What the exercise asks | Wherever "least" occurs in the entries, copy the line that holds it.

Recorded data
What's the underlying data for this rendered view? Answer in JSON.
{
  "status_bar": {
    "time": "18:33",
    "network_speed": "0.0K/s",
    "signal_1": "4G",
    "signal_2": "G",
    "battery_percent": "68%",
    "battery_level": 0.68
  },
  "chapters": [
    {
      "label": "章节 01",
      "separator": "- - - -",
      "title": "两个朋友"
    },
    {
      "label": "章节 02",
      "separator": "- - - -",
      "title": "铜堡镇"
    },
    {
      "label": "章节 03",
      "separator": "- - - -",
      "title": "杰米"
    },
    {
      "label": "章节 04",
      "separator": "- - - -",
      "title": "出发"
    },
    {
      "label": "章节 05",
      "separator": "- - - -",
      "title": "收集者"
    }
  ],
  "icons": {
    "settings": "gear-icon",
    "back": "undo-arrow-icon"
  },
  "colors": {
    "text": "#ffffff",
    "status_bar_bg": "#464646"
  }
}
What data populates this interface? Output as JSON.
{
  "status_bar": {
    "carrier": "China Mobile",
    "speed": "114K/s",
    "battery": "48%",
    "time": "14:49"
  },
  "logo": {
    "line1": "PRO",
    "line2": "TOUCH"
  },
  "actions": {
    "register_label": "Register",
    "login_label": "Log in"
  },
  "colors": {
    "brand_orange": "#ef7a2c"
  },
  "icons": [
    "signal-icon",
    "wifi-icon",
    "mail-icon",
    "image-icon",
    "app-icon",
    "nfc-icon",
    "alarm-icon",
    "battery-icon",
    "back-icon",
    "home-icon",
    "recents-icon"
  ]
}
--
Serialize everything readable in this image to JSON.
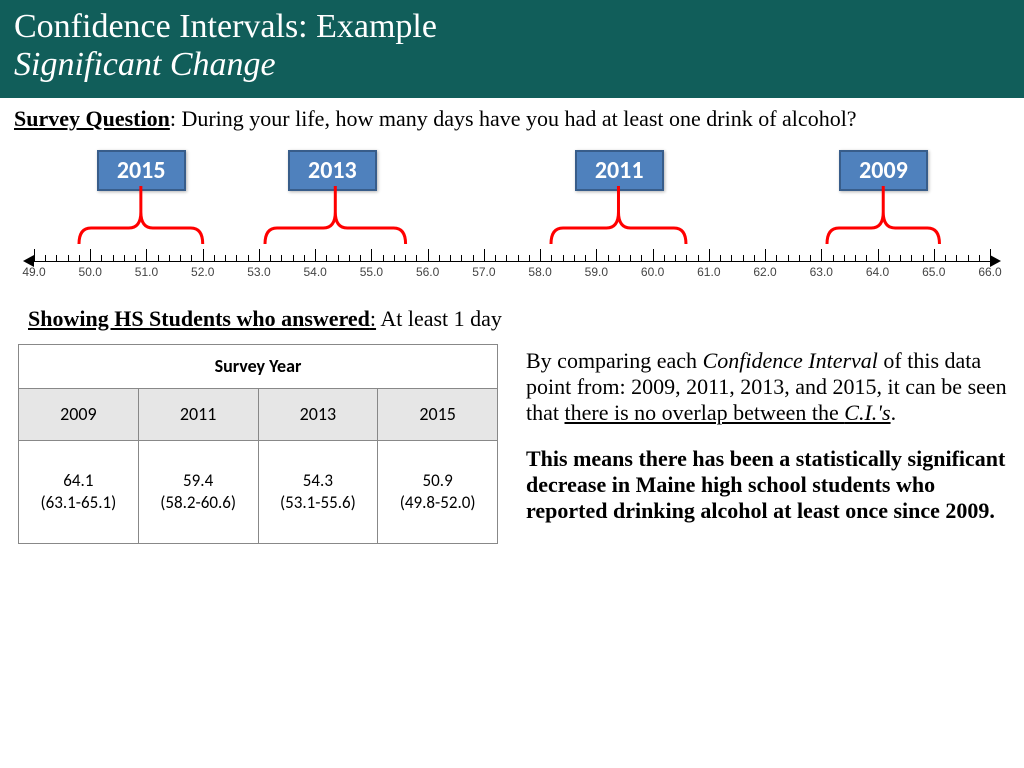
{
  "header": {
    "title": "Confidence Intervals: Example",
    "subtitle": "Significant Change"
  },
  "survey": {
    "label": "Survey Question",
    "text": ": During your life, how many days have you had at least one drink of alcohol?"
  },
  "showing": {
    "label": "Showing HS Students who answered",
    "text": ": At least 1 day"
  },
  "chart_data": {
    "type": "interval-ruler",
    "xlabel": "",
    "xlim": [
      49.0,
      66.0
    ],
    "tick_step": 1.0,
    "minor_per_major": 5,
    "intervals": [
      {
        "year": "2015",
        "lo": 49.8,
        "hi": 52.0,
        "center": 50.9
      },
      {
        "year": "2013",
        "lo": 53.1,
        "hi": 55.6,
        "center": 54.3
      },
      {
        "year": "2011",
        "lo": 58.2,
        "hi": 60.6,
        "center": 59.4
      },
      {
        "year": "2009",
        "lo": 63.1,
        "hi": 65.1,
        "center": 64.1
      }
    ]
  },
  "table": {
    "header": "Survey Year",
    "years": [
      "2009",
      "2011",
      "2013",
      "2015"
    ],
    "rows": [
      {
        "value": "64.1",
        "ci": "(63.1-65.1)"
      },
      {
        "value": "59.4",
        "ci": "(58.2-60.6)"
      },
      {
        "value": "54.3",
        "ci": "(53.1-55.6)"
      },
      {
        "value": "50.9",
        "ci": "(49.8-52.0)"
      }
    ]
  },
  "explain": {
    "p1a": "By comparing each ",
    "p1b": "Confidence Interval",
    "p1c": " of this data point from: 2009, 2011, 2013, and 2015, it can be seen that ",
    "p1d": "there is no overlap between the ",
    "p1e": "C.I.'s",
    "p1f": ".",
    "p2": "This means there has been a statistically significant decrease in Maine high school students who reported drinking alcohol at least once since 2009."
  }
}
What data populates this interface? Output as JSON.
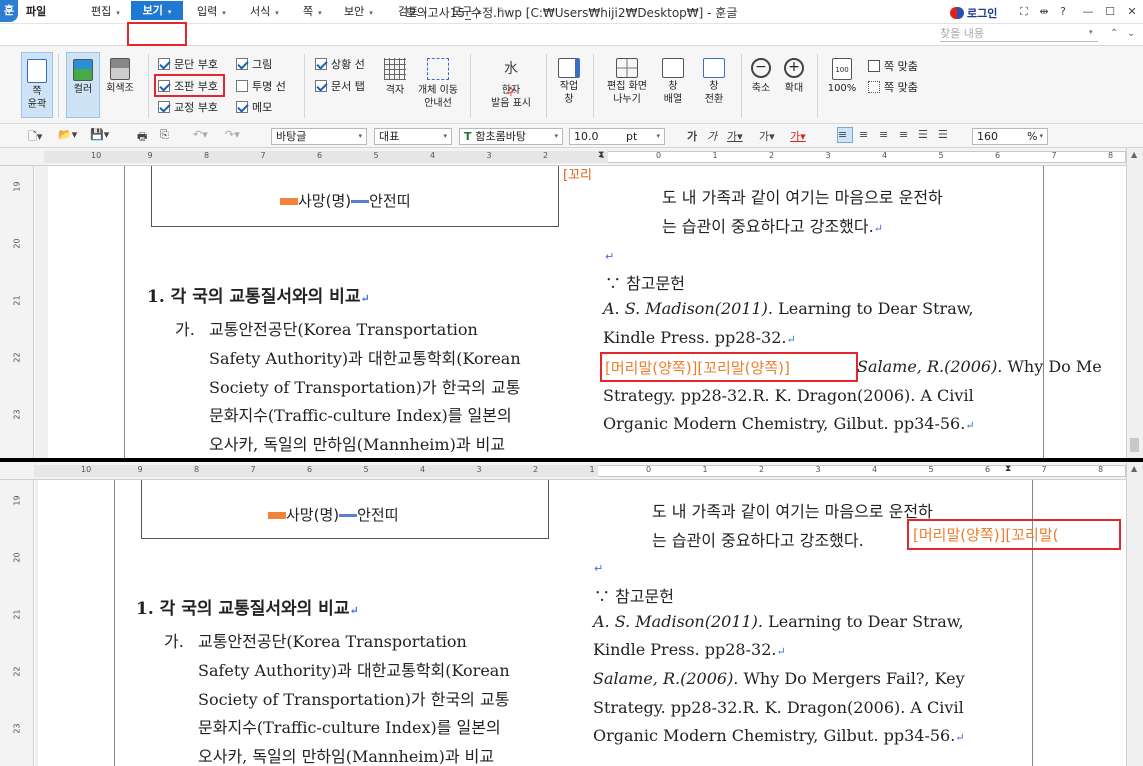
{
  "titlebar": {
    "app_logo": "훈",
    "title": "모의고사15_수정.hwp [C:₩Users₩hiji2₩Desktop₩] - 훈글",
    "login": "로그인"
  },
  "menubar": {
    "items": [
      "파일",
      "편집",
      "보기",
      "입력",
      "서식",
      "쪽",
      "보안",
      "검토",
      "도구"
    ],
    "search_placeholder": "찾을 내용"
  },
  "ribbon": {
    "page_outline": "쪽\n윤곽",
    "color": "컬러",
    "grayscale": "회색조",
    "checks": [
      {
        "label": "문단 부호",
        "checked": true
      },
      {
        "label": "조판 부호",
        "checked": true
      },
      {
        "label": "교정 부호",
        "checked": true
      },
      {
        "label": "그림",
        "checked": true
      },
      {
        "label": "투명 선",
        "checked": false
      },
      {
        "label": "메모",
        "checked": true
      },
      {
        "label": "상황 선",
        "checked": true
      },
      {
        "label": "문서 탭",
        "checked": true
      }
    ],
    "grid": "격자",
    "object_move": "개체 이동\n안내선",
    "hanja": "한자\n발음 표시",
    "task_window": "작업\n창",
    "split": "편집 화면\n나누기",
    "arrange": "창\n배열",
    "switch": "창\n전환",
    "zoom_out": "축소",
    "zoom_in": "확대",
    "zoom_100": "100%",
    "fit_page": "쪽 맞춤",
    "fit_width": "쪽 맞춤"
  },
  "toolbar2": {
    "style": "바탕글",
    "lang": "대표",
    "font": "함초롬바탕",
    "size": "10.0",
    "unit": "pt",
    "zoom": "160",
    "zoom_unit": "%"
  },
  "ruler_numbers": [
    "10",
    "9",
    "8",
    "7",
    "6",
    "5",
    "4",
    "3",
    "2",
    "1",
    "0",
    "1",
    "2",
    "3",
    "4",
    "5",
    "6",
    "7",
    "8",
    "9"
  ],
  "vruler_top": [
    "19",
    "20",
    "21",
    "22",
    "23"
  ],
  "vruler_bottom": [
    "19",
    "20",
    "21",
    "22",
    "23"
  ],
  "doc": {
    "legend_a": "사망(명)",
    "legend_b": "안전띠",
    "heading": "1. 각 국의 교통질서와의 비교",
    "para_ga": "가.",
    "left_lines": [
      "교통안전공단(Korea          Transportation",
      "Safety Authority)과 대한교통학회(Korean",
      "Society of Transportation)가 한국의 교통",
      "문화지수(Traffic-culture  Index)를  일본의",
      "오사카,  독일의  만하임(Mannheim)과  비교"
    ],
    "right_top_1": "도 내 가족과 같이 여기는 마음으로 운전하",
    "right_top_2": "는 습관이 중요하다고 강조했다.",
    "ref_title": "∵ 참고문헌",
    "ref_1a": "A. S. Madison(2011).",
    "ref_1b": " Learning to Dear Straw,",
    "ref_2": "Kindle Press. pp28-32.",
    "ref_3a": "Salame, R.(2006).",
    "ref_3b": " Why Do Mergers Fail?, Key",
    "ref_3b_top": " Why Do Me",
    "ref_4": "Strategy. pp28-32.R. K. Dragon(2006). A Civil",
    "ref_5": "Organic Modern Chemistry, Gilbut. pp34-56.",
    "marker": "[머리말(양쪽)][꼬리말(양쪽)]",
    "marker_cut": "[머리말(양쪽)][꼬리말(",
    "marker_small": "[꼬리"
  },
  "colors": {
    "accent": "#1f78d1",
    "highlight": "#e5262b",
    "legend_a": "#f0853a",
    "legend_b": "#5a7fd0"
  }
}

Solution |
    "text": ": During your life, how many days have you had at least one drink of alcohol?"
    "text": ": At least 1 day"
    "p2": "This means there has been a statistically significant decrease in Maine high school students who reported drinking alcohol at least once since 2009."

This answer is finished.